The concept of an IT service catalogue isn’t a new one. Back in the last century IT departments were proving mechanisms to allow business users to automate their requests for IT services. Most often, this was some sort of interface to the help desk. It might even have been a IVR application that allowed users to call and work their way through a series of menus in order to place a simple request for new equipment, repairs, or other IT services.
As the web and its concepts became more prevalent, the idea of a web portal, where business users could select different IT services came about. And It realized that some of these services could even become automated, so that when a user with sufficient access right requested something like the creation of a new employee account, the process could be doe completely through web forms and without requiring IT to actually assign someone to sit down and create the new user profile.

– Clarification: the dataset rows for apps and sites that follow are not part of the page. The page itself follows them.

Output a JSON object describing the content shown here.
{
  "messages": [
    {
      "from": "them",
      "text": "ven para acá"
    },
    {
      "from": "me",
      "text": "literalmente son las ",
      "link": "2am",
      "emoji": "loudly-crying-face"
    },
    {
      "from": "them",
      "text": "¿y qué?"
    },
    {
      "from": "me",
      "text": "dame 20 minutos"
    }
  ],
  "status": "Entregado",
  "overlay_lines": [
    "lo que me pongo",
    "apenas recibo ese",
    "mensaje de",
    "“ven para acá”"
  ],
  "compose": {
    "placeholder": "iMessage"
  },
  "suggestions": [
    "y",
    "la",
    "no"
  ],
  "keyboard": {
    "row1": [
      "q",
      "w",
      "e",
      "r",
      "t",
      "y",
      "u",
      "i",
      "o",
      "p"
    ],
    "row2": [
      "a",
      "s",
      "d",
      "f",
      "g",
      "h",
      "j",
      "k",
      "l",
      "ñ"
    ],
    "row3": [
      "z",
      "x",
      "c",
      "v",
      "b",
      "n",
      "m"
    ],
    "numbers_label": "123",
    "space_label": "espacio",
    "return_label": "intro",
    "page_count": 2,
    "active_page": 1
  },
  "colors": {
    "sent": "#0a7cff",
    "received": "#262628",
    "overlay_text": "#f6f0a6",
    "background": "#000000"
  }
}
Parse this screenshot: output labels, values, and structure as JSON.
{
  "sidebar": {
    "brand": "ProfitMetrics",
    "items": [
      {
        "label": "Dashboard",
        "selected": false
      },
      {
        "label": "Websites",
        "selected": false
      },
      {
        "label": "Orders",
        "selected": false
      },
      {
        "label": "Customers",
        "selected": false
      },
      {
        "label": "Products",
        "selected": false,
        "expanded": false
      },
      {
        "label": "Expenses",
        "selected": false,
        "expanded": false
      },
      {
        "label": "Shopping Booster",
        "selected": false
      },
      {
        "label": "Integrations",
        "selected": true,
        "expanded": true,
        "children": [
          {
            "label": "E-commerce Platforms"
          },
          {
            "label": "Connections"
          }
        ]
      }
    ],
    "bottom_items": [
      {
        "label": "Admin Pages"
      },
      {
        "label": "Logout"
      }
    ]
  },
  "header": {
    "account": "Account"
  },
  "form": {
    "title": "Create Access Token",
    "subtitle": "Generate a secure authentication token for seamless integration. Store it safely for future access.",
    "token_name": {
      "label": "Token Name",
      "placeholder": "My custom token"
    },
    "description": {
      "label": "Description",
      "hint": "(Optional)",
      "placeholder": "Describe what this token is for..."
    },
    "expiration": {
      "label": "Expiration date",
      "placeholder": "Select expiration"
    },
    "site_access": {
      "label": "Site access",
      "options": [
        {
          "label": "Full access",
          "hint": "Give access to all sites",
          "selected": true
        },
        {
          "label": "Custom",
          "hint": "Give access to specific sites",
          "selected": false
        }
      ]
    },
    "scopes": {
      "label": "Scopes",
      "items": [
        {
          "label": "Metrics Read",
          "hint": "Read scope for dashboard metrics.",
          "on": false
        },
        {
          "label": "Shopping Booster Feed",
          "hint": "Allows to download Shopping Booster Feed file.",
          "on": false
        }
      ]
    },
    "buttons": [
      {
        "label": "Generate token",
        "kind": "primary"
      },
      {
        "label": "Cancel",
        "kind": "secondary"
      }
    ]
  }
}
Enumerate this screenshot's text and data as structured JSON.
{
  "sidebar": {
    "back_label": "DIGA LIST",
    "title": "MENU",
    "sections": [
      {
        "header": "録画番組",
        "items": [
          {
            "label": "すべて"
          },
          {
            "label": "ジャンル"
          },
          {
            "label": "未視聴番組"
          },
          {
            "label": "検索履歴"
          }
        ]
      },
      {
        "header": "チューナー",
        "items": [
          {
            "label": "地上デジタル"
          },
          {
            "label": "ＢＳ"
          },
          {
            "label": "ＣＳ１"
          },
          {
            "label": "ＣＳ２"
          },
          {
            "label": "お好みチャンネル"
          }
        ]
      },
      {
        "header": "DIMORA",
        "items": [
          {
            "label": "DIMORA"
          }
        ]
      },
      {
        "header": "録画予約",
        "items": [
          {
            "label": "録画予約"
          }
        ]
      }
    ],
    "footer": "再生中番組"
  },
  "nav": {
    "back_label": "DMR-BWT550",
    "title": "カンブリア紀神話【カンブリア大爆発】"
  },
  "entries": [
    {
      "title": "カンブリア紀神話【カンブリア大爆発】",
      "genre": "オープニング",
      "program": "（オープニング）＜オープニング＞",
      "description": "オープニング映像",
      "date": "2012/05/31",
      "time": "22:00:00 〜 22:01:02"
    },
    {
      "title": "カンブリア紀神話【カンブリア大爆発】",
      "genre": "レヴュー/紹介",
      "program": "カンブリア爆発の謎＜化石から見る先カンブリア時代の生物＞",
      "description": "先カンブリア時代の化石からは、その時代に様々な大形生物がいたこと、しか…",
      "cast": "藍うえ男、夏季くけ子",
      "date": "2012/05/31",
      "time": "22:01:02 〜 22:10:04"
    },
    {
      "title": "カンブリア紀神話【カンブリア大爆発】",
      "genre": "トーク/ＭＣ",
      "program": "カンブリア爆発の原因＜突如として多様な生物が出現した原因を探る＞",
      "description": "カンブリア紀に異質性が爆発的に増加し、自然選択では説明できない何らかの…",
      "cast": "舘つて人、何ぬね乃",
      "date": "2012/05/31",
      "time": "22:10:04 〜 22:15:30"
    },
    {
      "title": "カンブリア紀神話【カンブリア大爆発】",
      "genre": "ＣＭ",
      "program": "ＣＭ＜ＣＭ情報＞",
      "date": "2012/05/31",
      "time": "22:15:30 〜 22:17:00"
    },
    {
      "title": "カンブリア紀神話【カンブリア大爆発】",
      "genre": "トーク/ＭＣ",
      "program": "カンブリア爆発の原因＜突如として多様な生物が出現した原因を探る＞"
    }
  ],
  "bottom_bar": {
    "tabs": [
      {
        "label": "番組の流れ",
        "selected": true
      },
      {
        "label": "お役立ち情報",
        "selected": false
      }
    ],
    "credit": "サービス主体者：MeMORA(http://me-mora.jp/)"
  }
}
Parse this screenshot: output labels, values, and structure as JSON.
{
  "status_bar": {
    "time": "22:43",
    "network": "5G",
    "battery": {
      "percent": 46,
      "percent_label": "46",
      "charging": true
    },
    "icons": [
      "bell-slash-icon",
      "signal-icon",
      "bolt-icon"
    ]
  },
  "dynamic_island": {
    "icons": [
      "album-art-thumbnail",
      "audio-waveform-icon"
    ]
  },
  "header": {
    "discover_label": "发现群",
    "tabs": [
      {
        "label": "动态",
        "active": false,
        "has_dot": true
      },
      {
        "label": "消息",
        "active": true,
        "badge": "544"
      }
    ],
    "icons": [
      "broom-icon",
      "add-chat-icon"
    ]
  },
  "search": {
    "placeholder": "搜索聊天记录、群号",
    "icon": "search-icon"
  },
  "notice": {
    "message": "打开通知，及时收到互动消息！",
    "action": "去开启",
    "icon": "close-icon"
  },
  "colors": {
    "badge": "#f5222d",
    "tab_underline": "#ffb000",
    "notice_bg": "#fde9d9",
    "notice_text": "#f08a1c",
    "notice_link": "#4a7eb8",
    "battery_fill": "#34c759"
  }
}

As service management has become a major component of how IT does business the IT service catalog has become a little heralded, but important piece of the process of delivering a ‘self-service” IT environment to business users. But the changing IT environment means that the service catalog no longer holds the place it once held; for the modern cloud-driven service environment, the service catalog has gone from ‘nice to have to “absolutely essential.”
Business users don’t care about the IT issues in deploying services and capabilities; from their perspective it’s already a black box into which they enter their request and expect an appropriate response. With the cloud having the potential to greatly expand the services available from IT, an easy to use service catalog that integrates with cloud services and automation tools will become the front end for almost all interaction with IT in the future for the average business IT services user.
Service catalog vendors are realizing the importance of their applications to the future of how IT does business. The most agile of these vendors are already providing a range of connectivity options to integrate with the cloud service back ends that have already appeared, from Amazon, Microsoft, Google, and others.